INPUT MATERIAL:
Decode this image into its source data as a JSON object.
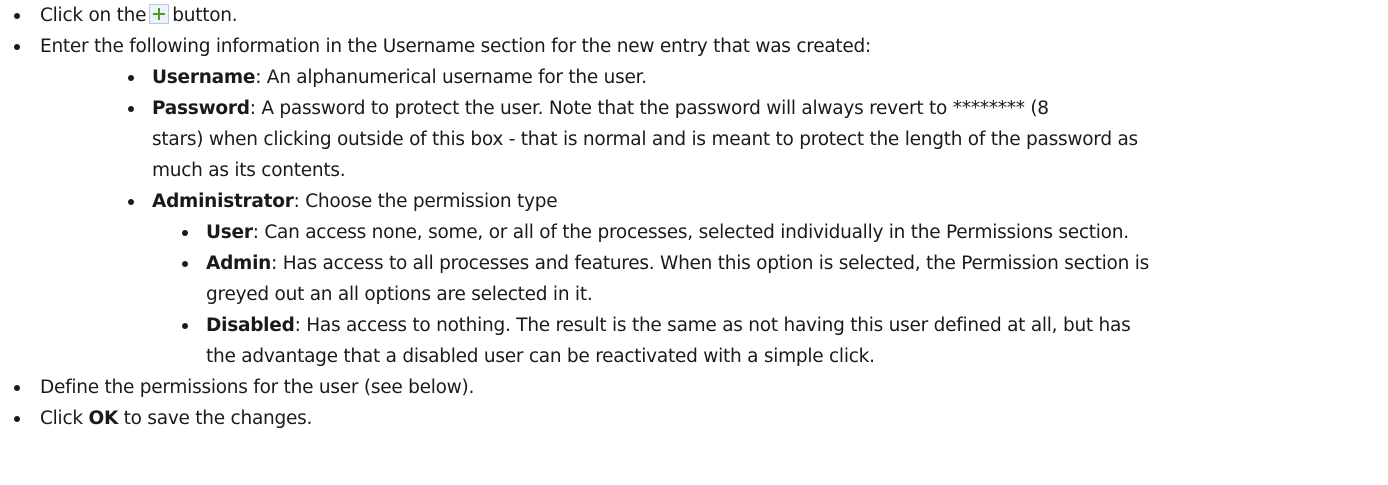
{
  "steps": {
    "step1": {
      "before": "Click on the",
      "icon": "plus-icon",
      "after": "button."
    },
    "step2": {
      "text": "Enter the following information in the Username section for the new entry that was created:",
      "fields": {
        "username": {
          "term": "Username",
          "desc": ": An alphanumerical username for the user."
        },
        "password": {
          "term": "Password",
          "desc_line1": ": A password to protect the user. Note that the password will always revert to ******** (8",
          "desc_line2": "stars) when clicking outside of this box - that is normal and is meant to protect the length of the password as",
          "desc_line3": "much as its contents."
        },
        "administrator": {
          "term": "Administrator",
          "desc": ": Choose the permission type",
          "options": {
            "user": {
              "term": "User",
              "desc": ": Can access none, some, or all of the processes, selected individually in the Permissions section."
            },
            "admin": {
              "term": "Admin",
              "desc_line1": ": Has access to all processes and features. When this option is selected, the Permission section is",
              "desc_line2": "greyed out an all options are selected in it."
            },
            "disabled": {
              "term": "Disabled",
              "desc_line1": ": Has access to nothing. The result is the same as not having this user defined at all, but has",
              "desc_line2": "the advantage that a disabled user can be reactivated with a simple click."
            }
          }
        }
      }
    },
    "step3": {
      "text": "Define the permissions for the user (see below)."
    },
    "step4": {
      "before": "Click ",
      "ok": "OK",
      "after": " to save the changes."
    }
  }
}
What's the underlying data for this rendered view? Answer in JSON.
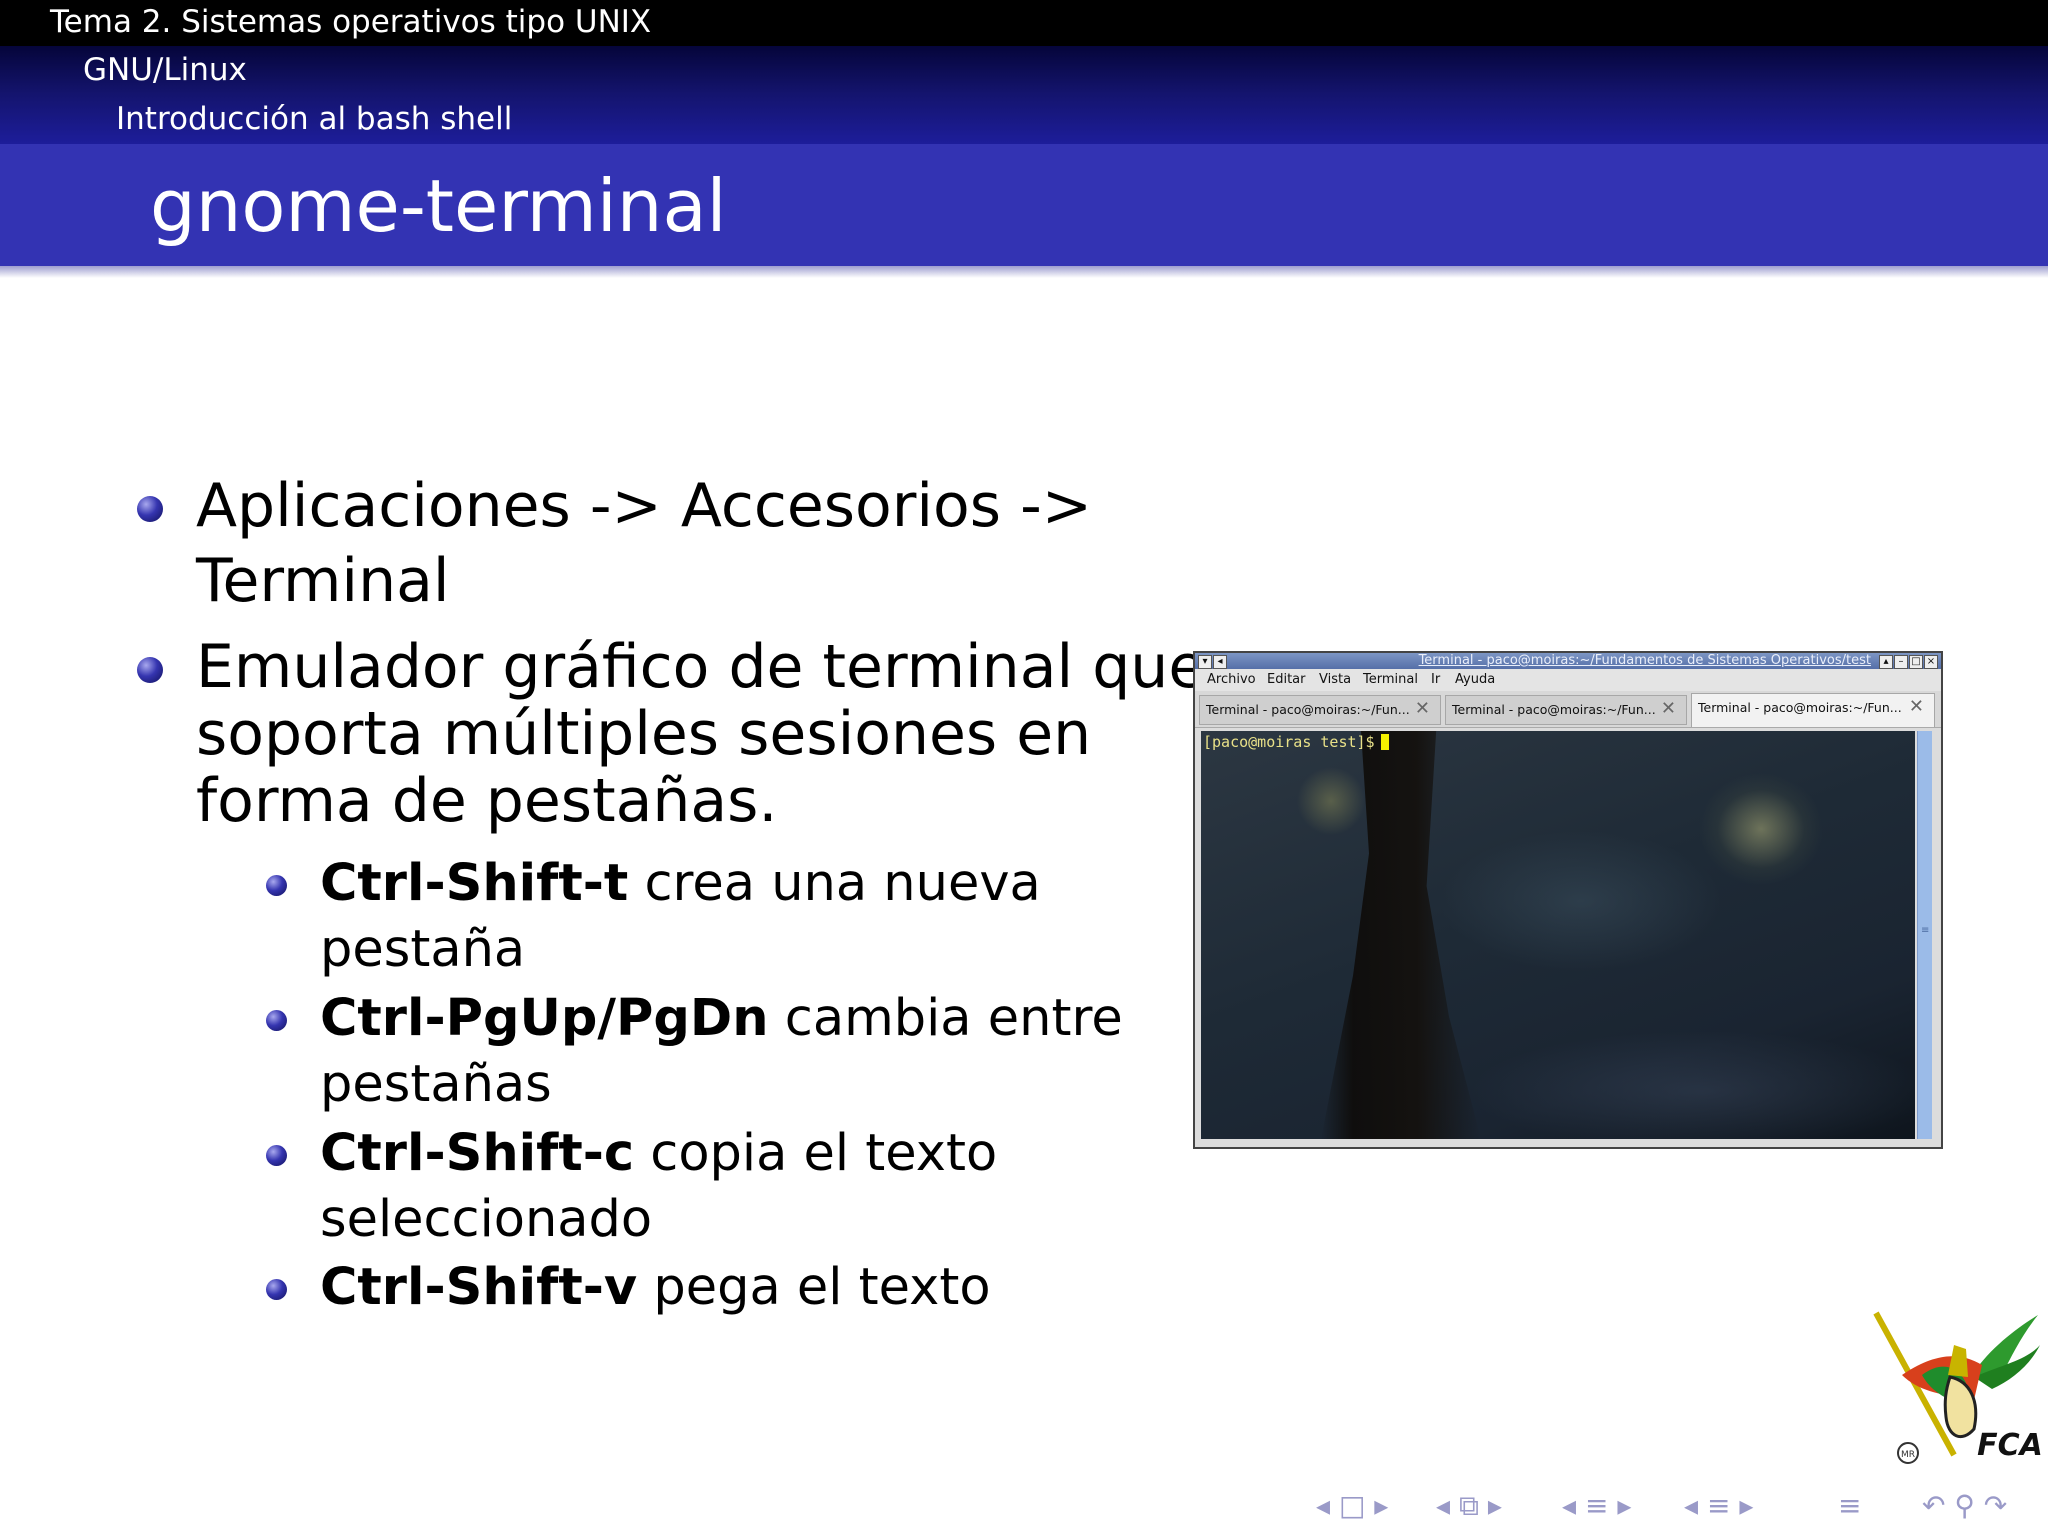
{
  "header": {
    "section": "Tema 2. Sistemas operativos tipo UNIX",
    "subsection": "GNU/Linux",
    "subsubsection": "Introducción al bash shell"
  },
  "frame_title": "gnome-terminal",
  "bullets": [
    {
      "line1": "Aplicaciones -> Accesorios ->",
      "line2": "Terminal"
    },
    {
      "line1": "Emulador gráfico de terminal que",
      "line2": "soporta múltiples sesiones en",
      "line3": "forma de pestañas."
    }
  ],
  "subbullets": [
    {
      "key": "Ctrl-Shift-t",
      "rest": " crea una nueva",
      "line2": "pestaña"
    },
    {
      "key": "Ctrl-PgUp/PgDn",
      "rest": " cambia entre",
      "line2": "pestañas"
    },
    {
      "key": "Ctrl-Shift-c",
      "rest": " copia el texto",
      "line2": "seleccionado"
    },
    {
      "key": "Ctrl-Shift-v",
      "rest": " pega el texto"
    }
  ],
  "terminal": {
    "window_title": "Terminal - paco@moiras:~/Fundamentos de Sistemas Operativos/test",
    "menu": [
      "Archivo",
      "Editar",
      "Vista",
      "Terminal",
      "Ir",
      "Ayuda"
    ],
    "tabs": [
      "Terminal - paco@moiras:~/Fun...",
      "Terminal - paco@moiras:~/Fun...",
      "Terminal - paco@moiras:~/Fun..."
    ],
    "active_tab_index": 2,
    "prompt": "[paco@moiras test]$"
  },
  "logo": {
    "text": "FCA",
    "mark": "MR"
  },
  "nav_symbols": {
    "frame": "◂ □ ▸",
    "subsection": "◂ ⧉ ▸",
    "section1": "◂ ≡ ▸",
    "section2": "◂ ≡ ▸",
    "toc": "≡",
    "search": "↶ ⚲ ↷"
  },
  "colors": {
    "title_bar": "#3333b3",
    "bullet": "#3535b0",
    "header_top": "#000000"
  }
}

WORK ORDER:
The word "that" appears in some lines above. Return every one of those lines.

RESULT:
      "text": "Enter the following information in the Username section for the new entry that was created:",
          "desc_line1": ": A password to protect the user. Note that the password will always revert to ******** (8",
          "desc_line2": "stars) when clicking outside of this box - that is normal and is meant to protect the length of the password as",
              "desc_line2": "the advantage that a disabled user can be reactivated with a simple click."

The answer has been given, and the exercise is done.